PROVIDED DATA =>
= Beginning of Section =
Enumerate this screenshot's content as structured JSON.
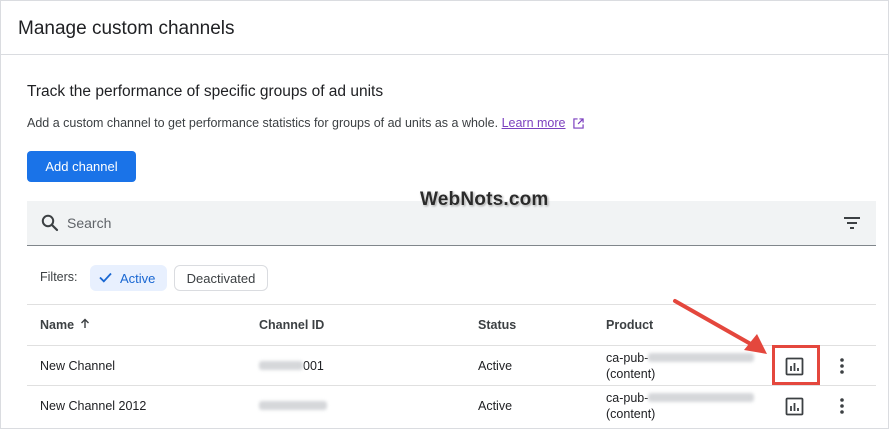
{
  "header": {
    "title": "Manage custom channels"
  },
  "section": {
    "title": "Track the performance of specific groups of ad units",
    "description": "Add a custom channel to get performance statistics for groups of ad units as a whole.",
    "learn_more": "Learn more",
    "add_button": "Add channel"
  },
  "watermark": "WebNots.com",
  "search": {
    "placeholder": "Search"
  },
  "filters": {
    "label": "Filters:",
    "chips": [
      "Active",
      "Deactivated"
    ],
    "selected": "Active"
  },
  "table": {
    "columns": [
      "Name",
      "Channel ID",
      "Status",
      "Product"
    ],
    "rows": [
      {
        "name": "New Channel",
        "channel_id_suffix": "001",
        "status": "Active",
        "product_prefix": "ca-pub-",
        "product_type": "(content)"
      },
      {
        "name": "New Channel 2012",
        "channel_id_suffix": "",
        "status": "Active",
        "product_prefix": "ca-pub-",
        "product_type": "(content)"
      }
    ]
  },
  "colors": {
    "primary": "#1a73e8",
    "highlight": "#e4473d",
    "chip_bg": "#e8f0fe"
  }
}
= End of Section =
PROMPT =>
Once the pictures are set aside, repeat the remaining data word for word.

WRITTEN REPLY =>
Enumerate this screenshot's content as structured JSON.
{
  "header": {
    "title": "Manage custom channels"
  },
  "section": {
    "title": "Track the performance of specific groups of ad units",
    "description": "Add a custom channel to get performance statistics for groups of ad units as a whole.",
    "learn_more": "Learn more",
    "add_button": "Add channel"
  },
  "watermark": "WebNots.com",
  "search": {
    "placeholder": "Search"
  },
  "filters": {
    "label": "Filters:",
    "chips": [
      "Active",
      "Deactivated"
    ],
    "selected": "Active"
  },
  "table": {
    "columns": [
      "Name",
      "Channel ID",
      "Status",
      "Product"
    ],
    "rows": [
      {
        "name": "New Channel",
        "channel_id_suffix": "001",
        "status": "Active",
        "product_prefix": "ca-pub-",
        "product_type": "(content)"
      },
      {
        "name": "New Channel 2012",
        "channel_id_suffix": "",
        "status": "Active",
        "product_prefix": "ca-pub-",
        "product_type": "(content)"
      }
    ]
  },
  "colors": {
    "primary": "#1a73e8",
    "highlight": "#e4473d",
    "chip_bg": "#e8f0fe"
  }
}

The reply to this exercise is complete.